**PROVIDED MATERIAL:**
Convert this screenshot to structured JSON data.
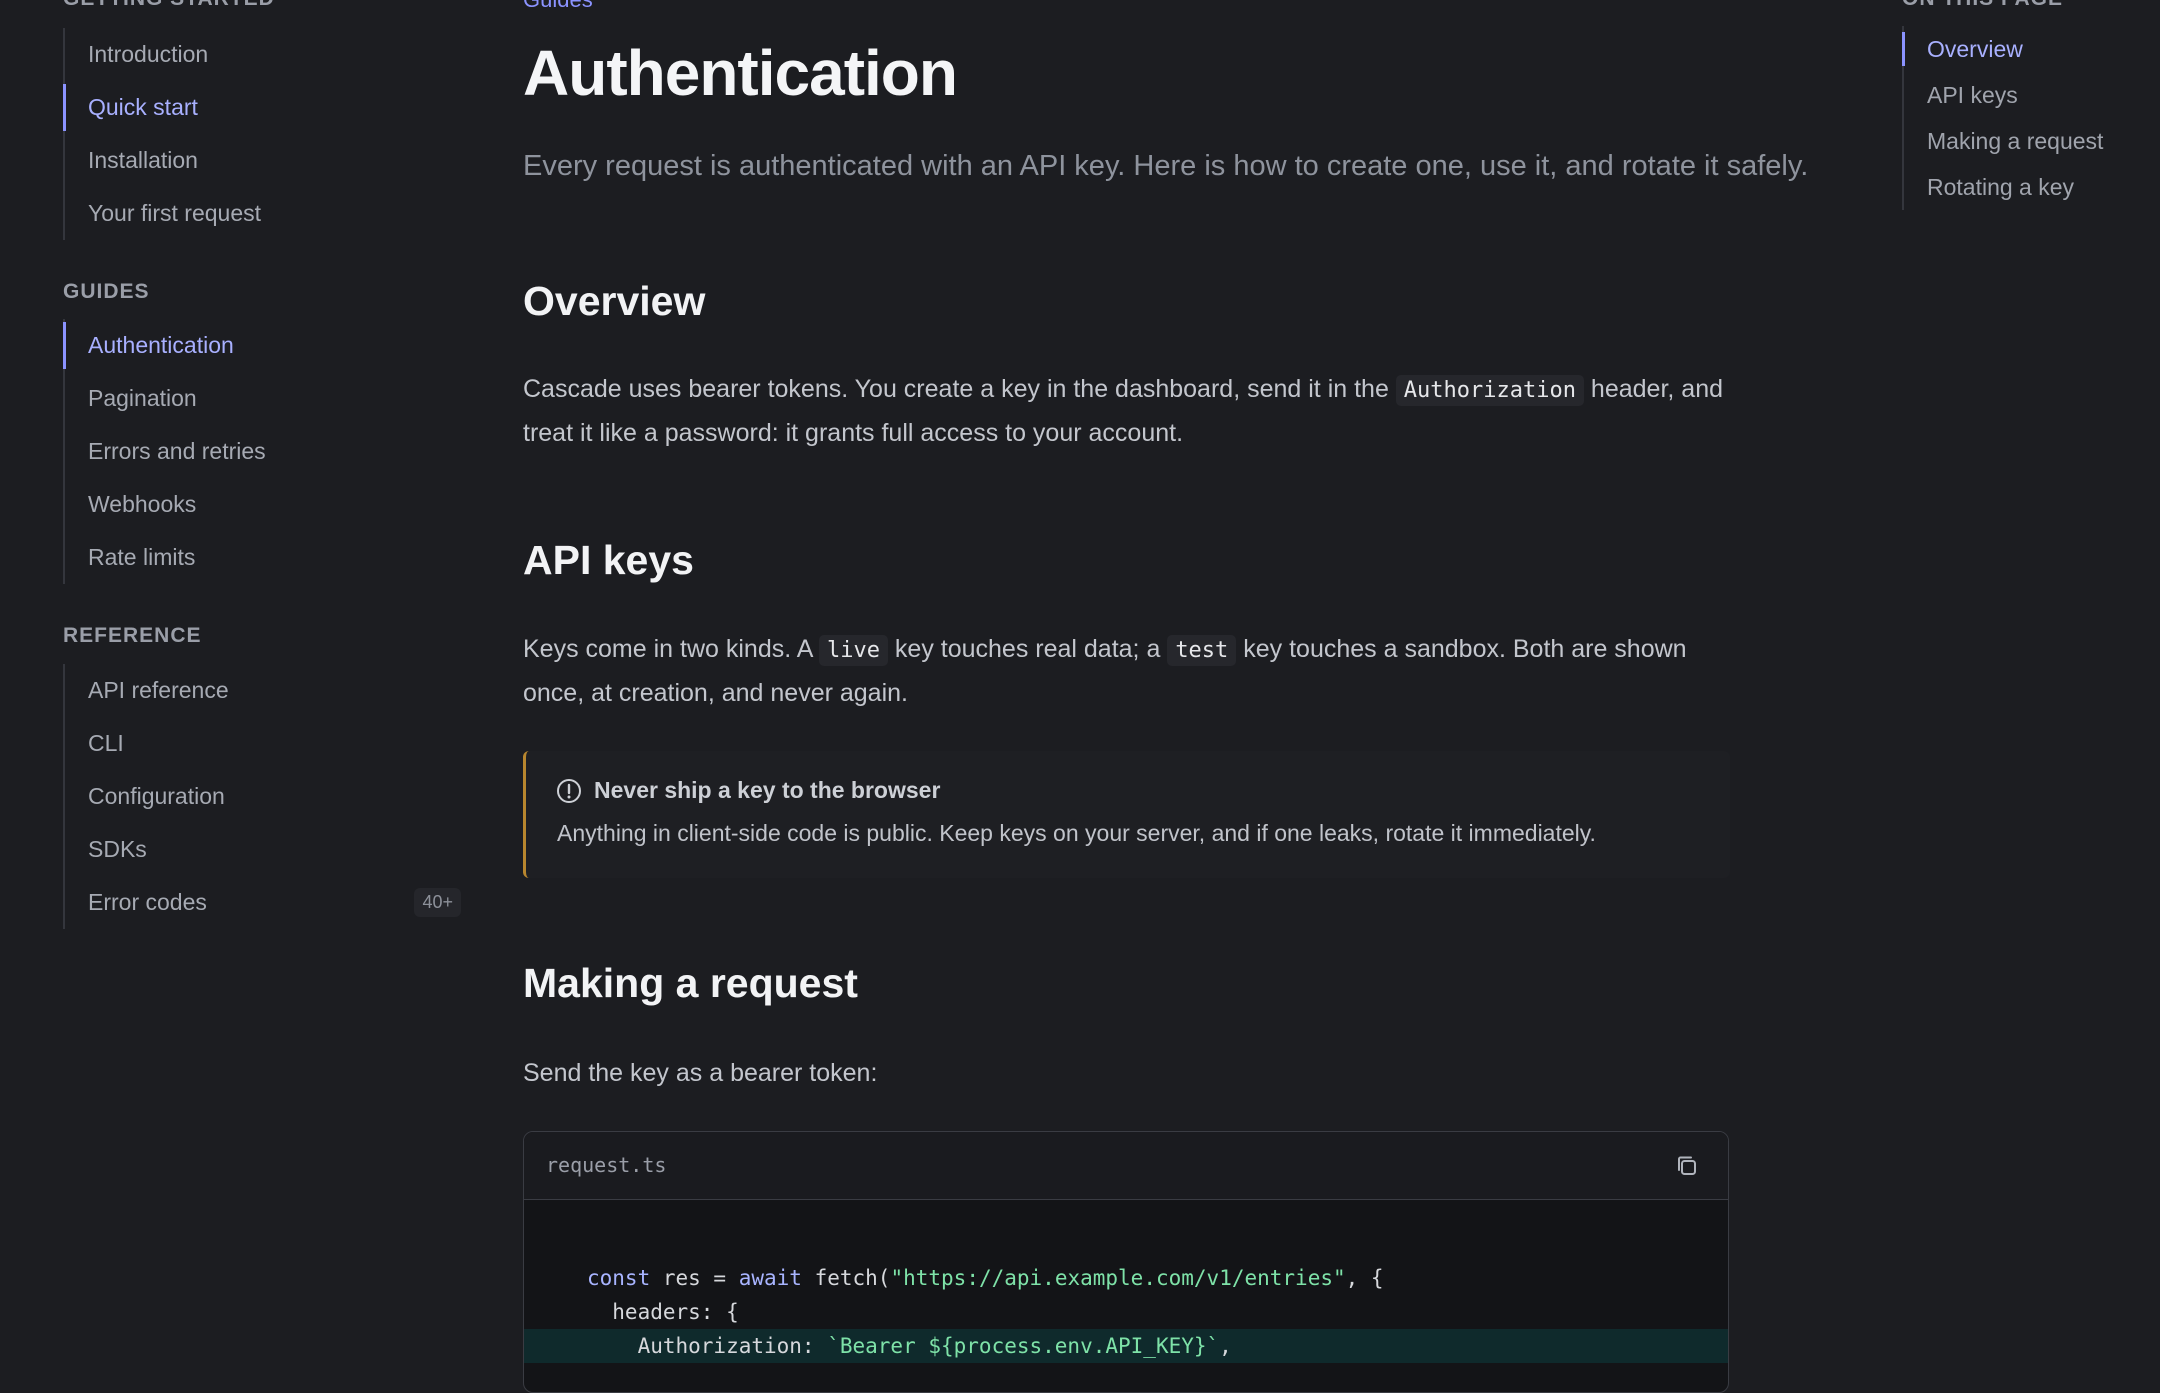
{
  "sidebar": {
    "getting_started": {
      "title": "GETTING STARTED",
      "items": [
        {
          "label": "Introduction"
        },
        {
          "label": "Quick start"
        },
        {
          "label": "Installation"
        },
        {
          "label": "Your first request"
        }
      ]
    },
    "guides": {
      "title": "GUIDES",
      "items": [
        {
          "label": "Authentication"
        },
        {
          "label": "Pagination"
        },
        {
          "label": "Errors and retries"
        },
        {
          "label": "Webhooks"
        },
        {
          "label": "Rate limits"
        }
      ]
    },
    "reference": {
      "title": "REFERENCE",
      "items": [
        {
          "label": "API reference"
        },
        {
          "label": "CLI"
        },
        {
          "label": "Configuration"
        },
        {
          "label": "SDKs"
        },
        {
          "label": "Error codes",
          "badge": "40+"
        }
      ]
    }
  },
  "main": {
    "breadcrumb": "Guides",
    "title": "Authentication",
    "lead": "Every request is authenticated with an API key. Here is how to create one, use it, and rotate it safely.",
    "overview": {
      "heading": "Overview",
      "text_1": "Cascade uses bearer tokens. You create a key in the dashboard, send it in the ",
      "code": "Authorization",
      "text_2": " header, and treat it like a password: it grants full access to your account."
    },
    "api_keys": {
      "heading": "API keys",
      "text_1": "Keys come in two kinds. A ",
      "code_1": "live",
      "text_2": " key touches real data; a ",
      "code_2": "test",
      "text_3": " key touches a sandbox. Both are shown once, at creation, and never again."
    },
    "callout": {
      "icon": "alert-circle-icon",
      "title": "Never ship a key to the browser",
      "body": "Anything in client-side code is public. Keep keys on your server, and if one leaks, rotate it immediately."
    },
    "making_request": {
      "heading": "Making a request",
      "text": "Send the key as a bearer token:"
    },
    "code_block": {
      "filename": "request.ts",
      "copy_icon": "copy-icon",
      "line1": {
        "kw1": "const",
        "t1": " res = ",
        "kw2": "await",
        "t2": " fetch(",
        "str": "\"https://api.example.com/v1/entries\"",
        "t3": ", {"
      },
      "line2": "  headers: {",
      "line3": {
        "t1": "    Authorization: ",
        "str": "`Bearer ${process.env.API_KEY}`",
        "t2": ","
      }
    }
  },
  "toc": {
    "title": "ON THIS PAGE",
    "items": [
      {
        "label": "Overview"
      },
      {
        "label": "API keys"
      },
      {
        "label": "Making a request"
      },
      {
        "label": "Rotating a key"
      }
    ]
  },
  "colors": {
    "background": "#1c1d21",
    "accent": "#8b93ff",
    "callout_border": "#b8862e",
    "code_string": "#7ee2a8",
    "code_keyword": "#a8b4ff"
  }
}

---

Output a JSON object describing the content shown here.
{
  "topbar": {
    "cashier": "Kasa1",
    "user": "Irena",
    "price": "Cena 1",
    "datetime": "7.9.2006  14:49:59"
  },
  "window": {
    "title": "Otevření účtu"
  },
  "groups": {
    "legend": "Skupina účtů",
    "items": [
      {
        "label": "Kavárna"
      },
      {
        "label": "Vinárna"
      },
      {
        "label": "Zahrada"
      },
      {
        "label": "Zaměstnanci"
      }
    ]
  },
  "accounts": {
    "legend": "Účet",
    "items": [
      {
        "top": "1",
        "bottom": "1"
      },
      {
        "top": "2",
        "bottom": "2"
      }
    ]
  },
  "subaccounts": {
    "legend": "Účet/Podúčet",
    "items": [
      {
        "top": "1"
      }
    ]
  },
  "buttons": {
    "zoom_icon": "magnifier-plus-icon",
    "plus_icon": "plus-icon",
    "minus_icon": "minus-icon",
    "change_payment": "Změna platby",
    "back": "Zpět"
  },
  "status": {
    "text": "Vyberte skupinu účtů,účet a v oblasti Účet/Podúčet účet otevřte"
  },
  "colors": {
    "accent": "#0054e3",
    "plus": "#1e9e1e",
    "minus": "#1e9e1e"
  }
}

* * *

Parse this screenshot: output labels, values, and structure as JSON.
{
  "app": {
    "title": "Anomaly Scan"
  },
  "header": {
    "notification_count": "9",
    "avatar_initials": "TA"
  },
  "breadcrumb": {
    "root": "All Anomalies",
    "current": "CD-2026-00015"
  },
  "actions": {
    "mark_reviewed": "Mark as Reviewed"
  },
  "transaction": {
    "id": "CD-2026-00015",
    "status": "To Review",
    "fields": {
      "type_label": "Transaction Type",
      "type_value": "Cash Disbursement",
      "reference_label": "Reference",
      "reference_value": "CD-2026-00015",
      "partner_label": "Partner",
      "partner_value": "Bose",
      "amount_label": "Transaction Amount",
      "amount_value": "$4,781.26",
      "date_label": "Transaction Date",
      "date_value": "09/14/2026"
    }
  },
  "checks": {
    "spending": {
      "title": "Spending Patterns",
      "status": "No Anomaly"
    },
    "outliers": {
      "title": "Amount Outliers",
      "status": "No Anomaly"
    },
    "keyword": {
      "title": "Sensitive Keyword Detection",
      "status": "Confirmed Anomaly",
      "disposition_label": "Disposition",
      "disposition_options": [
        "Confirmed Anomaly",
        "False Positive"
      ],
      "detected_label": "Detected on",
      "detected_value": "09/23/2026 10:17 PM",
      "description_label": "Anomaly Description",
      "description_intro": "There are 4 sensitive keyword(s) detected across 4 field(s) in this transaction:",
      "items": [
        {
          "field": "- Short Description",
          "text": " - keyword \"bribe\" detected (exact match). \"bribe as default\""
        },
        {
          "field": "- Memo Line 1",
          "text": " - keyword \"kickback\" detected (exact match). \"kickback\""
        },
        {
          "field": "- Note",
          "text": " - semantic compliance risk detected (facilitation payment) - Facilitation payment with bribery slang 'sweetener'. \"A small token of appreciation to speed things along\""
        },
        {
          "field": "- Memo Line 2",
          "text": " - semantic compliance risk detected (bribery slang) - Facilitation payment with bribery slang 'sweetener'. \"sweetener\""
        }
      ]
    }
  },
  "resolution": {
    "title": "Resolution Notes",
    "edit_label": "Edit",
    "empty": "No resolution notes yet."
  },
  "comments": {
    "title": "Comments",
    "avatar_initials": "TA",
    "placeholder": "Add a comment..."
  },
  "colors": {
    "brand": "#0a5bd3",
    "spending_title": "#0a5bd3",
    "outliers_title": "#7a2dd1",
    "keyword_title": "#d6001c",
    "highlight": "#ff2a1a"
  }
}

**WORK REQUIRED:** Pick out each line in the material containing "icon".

**WRITTEN RESPONSE:**
      "icon": "alert-circle-icon",
      "copy_icon": "copy-icon",
    "zoom_icon": "magnifier-plus-icon",
    "plus_icon": "plus-icon",
    "minus_icon": "minus-icon",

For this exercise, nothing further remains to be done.